Records from a data collection -
◇ ◇ ◇ ◇

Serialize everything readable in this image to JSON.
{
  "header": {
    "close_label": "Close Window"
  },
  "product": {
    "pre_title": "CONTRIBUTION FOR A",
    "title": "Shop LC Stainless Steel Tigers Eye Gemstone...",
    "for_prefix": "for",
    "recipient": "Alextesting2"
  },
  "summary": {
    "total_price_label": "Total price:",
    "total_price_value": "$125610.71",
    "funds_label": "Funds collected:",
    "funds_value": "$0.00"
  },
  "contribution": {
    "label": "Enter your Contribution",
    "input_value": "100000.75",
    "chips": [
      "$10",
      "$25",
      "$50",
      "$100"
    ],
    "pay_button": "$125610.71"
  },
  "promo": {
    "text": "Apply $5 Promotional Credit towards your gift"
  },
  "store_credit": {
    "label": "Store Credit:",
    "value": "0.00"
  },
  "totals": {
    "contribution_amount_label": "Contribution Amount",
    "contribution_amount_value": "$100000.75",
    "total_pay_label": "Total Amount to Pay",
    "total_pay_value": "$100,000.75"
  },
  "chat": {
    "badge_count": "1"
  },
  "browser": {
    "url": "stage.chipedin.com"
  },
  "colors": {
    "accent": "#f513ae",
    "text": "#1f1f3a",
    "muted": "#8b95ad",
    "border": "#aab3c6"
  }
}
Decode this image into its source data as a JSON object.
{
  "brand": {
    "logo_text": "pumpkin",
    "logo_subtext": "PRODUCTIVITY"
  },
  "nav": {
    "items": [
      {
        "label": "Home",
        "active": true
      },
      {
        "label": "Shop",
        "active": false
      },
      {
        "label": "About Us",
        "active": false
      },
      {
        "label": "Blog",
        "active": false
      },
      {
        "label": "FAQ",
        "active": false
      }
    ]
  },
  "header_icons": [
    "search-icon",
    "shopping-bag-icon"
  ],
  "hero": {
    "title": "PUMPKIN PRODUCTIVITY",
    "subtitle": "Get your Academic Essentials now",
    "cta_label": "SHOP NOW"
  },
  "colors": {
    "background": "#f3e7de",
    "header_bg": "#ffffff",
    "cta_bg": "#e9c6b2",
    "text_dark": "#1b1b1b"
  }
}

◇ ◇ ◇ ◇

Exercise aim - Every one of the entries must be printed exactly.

Written response -
Serialize everything readable in this image to JSON.
{
  "header": {
    "close_label": "Close Window"
  },
  "product": {
    "pre_title": "CONTRIBUTION FOR A",
    "title": "Shop LC Stainless Steel Tigers Eye Gemstone...",
    "for_prefix": "for",
    "recipient": "Alextesting2"
  },
  "summary": {
    "total_price_label": "Total price:",
    "total_price_value": "$125610.71",
    "funds_label": "Funds collected:",
    "funds_value": "$0.00"
  },
  "contribution": {
    "label": "Enter your Contribution",
    "input_value": "100000.75",
    "chips": [
      "$10",
      "$25",
      "$50",
      "$100"
    ],
    "pay_button": "$125610.71"
  },
  "promo": {
    "text": "Apply $5 Promotional Credit towards your gift"
  },
  "store_credit": {
    "label": "Store Credit:",
    "value": "0.00"
  },
  "totals": {
    "contribution_amount_label": "Contribution Amount",
    "contribution_amount_value": "$100000.75",
    "total_pay_label": "Total Amount to Pay",
    "total_pay_value": "$100,000.75"
  },
  "chat": {
    "badge_count": "1"
  },
  "browser": {
    "url": "stage.chipedin.com"
  },
  "colors": {
    "accent": "#f513ae",
    "text": "#1f1f3a",
    "muted": "#8b95ad",
    "border": "#aab3c6"
  }
}
Decode this image into its source data as a JSON object.
{
  "brand": {
    "logo_text": "pumpkin",
    "logo_subtext": "PRODUCTIVITY"
  },
  "nav": {
    "items": [
      {
        "label": "Home",
        "active": true
      },
      {
        "label": "Shop",
        "active": false
      },
      {
        "label": "About Us",
        "active": false
      },
      {
        "label": "Blog",
        "active": false
      },
      {
        "label": "FAQ",
        "active": false
      }
    ]
  },
  "header_icons": [
    "search-icon",
    "shopping-bag-icon"
  ],
  "hero": {
    "title": "PUMPKIN PRODUCTIVITY",
    "subtitle": "Get your Academic Essentials now",
    "cta_label": "SHOP NOW"
  },
  "colors": {
    "background": "#f3e7de",
    "header_bg": "#ffffff",
    "cta_bg": "#e9c6b2",
    "text_dark": "#1b1b1b"
  }
}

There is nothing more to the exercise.